You copied your latest bank statement on the nearest copier, but were careful not to leave the original behind when you finished. So your information is safe from prying eyes. Right?
Not necessarily. Newer copiers have hard drives, which store electronic duplicates of whatever they copy. If the copier you used also lacks security or privacy controls, your information is now vulnerable.
If you didn't know, don't be surprised--few people pay attention to evolving copy-machine technology. But to keep all your private information private, you should brush up your electronic security knowledge by spending a few minutes at the updated campus Protecting Privacy Campaign page.
Information and Educational Technology created the page to help UC Davis faculty, students and staff avoid common situations and scams that threaten privacy. The changing nature of electronic records and communication keeps creating different security risks, and IET's page offers context and options, not just warnings.
The segment on email, for example, explains why you should not send private information in the body of an email--but points out that you can safely send private information in an encrypted attachment. The segment tells you how to do that with Excel, Word, or Mac OS 10.
Other parts of the page present an overview of what privacy is, and why it's important. Three sections discuss privacy basics, privacy pitfalls, and common scams.
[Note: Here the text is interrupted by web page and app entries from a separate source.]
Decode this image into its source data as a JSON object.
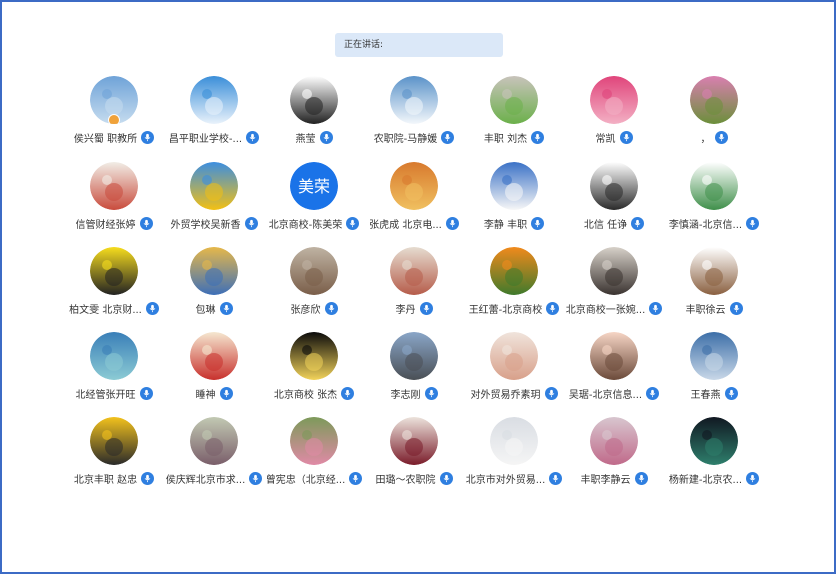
{
  "header": {
    "speaking_label": "正在讲话:"
  },
  "participants": [
    {
      "name": "侯兴蜀 职教所",
      "avatar": "sky-icon",
      "colors": [
        "#6fa3d8",
        "#c6dcef"
      ]
    },
    {
      "name": "昌平职业学校-...",
      "avatar": "dandelion-icon",
      "colors": [
        "#3b8fd9",
        "#e9f2fb"
      ]
    },
    {
      "name": "燕莹",
      "avatar": "cartoon-girl-icon",
      "colors": [
        "#ffffff",
        "#222222"
      ]
    },
    {
      "name": "农职院-马静媛",
      "avatar": "lake-icon",
      "colors": [
        "#5b93c9",
        "#f3f7fb"
      ]
    },
    {
      "name": "丰职 刘杰",
      "avatar": "leaf-icon",
      "colors": [
        "#c8c3bb",
        "#6bb04a"
      ]
    },
    {
      "name": "常凯",
      "avatar": "pink-flower-icon",
      "colors": [
        "#e0457b",
        "#f3b0c4"
      ]
    },
    {
      "name": "，",
      "avatar": "flowers-icon",
      "colors": [
        "#d97fb0",
        "#6b8f3a"
      ]
    },
    {
      "name": "信管财经张婷",
      "avatar": "drawing-icon",
      "colors": [
        "#f1ede6",
        "#c94b3c"
      ]
    },
    {
      "name": "外贸学校吴新香",
      "avatar": "sunflower-icon",
      "colors": [
        "#3c8ee0",
        "#f3c013"
      ]
    },
    {
      "name": "北京商校-陈美荣",
      "avatar": "text-avatar-icon",
      "colors": [
        "#1a73e8",
        "#ffffff"
      ],
      "text": "美荣"
    },
    {
      "name": "张虎成 北京电...",
      "avatar": "autumn-road-icon",
      "colors": [
        "#d87a2e",
        "#f0c060"
      ]
    },
    {
      "name": "李静 丰职",
      "avatar": "bicycle-icon",
      "colors": [
        "#3b72c6",
        "#f7f7f7"
      ]
    },
    {
      "name": "北信 任诤",
      "avatar": "cartoon-man-icon",
      "colors": [
        "#ffffff",
        "#2a2a2a"
      ]
    },
    {
      "name": "李慎涵-北京信...",
      "avatar": "feather-icon",
      "colors": [
        "#ffffff",
        "#3f8f4a"
      ]
    },
    {
      "name": "柏文雯 北京财...",
      "avatar": "glasses-face-icon",
      "colors": [
        "#f7dd1e",
        "#222222"
      ]
    },
    {
      "name": "包琳",
      "avatar": "dragon-icon",
      "colors": [
        "#e6b84a",
        "#3d6fb8"
      ]
    },
    {
      "name": "张彦欣",
      "avatar": "building-icon",
      "colors": [
        "#bfb3a3",
        "#7a5e49"
      ]
    },
    {
      "name": "李丹",
      "avatar": "square-icon",
      "colors": [
        "#e6dcd0",
        "#b65c4a"
      ]
    },
    {
      "name": "王红蕾-北京商校",
      "avatar": "orange-flowers-icon",
      "colors": [
        "#f18a1c",
        "#3f7a2c"
      ]
    },
    {
      "name": "北京商校一张婉...",
      "avatar": "reading-girl-icon",
      "colors": [
        "#d7d1c9",
        "#3a3330"
      ]
    },
    {
      "name": "丰职徐云",
      "avatar": "cartoon-bun-icon",
      "colors": [
        "#ffffff",
        "#8a6040"
      ]
    },
    {
      "name": "北经管张开旺",
      "avatar": "mountain-lake-icon",
      "colors": [
        "#3a7fb8",
        "#8ccbd4"
      ]
    },
    {
      "name": "睡神",
      "avatar": "anime-icon",
      "colors": [
        "#f5e7d0",
        "#c8302c"
      ]
    },
    {
      "name": "北京商校 张杰",
      "avatar": "fireworks-icon",
      "colors": [
        "#0b0b0b",
        "#f2d35a"
      ]
    },
    {
      "name": "李志刚",
      "avatar": "road-icon",
      "colors": [
        "#8aa6c8",
        "#4a4f55"
      ]
    },
    {
      "name": "对外贸易乔素玥",
      "avatar": "child-icon",
      "colors": [
        "#f0e4dc",
        "#d8a08a"
      ]
    },
    {
      "name": "吴琚-北京信息...",
      "avatar": "portrait-icon",
      "colors": [
        "#f6d5c5",
        "#6b4a3a"
      ]
    },
    {
      "name": "王春燕",
      "avatar": "sea-icon",
      "colors": [
        "#3d6fa8",
        "#c9d8e8"
      ]
    },
    {
      "name": "北京丰职 赵忠",
      "avatar": "kungfu-panda-icon",
      "colors": [
        "#f3c21d",
        "#2a2a2a"
      ]
    },
    {
      "name": "侯庆辉北京市求...",
      "avatar": "garden-icon",
      "colors": [
        "#c2c9b3",
        "#7a5e6a"
      ]
    },
    {
      "name": "曾宪忠（北京经...",
      "avatar": "garden-pink-icon",
      "colors": [
        "#7d9a5a",
        "#e08aa6"
      ]
    },
    {
      "name": "田璐～农职院",
      "avatar": "sunglasses-icon",
      "colors": [
        "#ece3dc",
        "#7a1c2a"
      ]
    },
    {
      "name": "北京市对外贸易...",
      "avatar": "girl-icon",
      "colors": [
        "#d9dde3",
        "#f5f5f5"
      ]
    },
    {
      "name": "丰职李静云",
      "avatar": "blossom-icon",
      "colors": [
        "#d8c6cf",
        "#c06a8a"
      ]
    },
    {
      "name": "杨新建-北京农...",
      "avatar": "dark-art-icon",
      "colors": [
        "#111822",
        "#2e7f6c"
      ]
    }
  ]
}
To help spread the word, the site also offers privacy-related posters that people can download, print, and post in their office or building. A place near the copier might be good.